Why the funny story?
Because when it comes to learning and remembering what you have read or heard, sensory narratives are useful.
When you read a story (or listen to one), parts of your brain activate and allow you to experience the story as if it was happening to you. When you read, “Anne kicked the ball,” the part of your motor cortex associated with leg movements fires.
Detailed descriptions and metaphors light up diverse brain regions. “Words like “lavender,” “cinnamon” and “soap,” for example, elicit a response not only from the language-processing areas of our brains, but also those devoted to dealing with smells.” When your brain receives multiple signals around the same event, it is more likely to form a memory that you can access. Abstract ideas and ideas presented out of context lack the kind of rich sensory and emotional response that our brains crave.
Human brains are hard wired for story —and they prefer a juicy one.
Come meet us.
You are at the center of everything we do—a learner with a real world project (and a deadline), a student in need of new skills, or a cat with an intellectual curiosity. Around you we organize relevant materials, mentor and coaching networks, training exercises, and practice sessions. We curate readings and videos, gather examples of best practice, design processes, provide critiques and advice, and make introductions to experts.
How do we work?
Newton Street creates flexible, project-based plans. Together we will set a goal and work to accomplish it. We will meet you individually or in small group meetings, online and in person.
What do we think about learning?
This website presents our philosophy and approach to learning. We hope that you will take a look around.

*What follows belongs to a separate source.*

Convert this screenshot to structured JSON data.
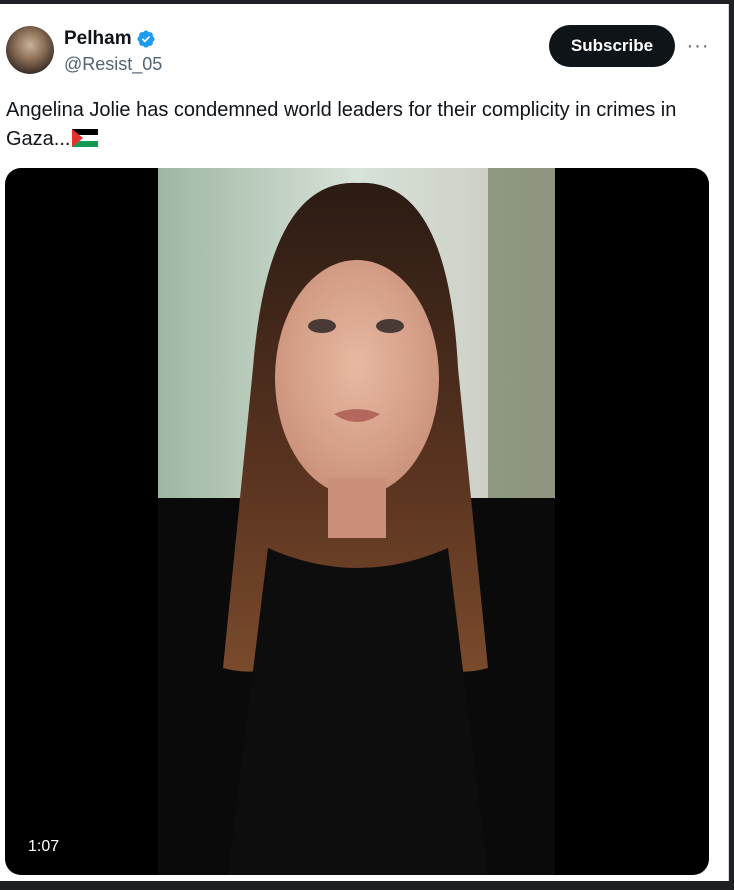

Check out what others have to say about us: link
or drop us an email: firstname.lastname@example.org
Like to read the articles referenced in our brochure?
The New York Times discusses the importance of tone in the new SAT link
Hechinger Report and the use of social media in admissions decisions link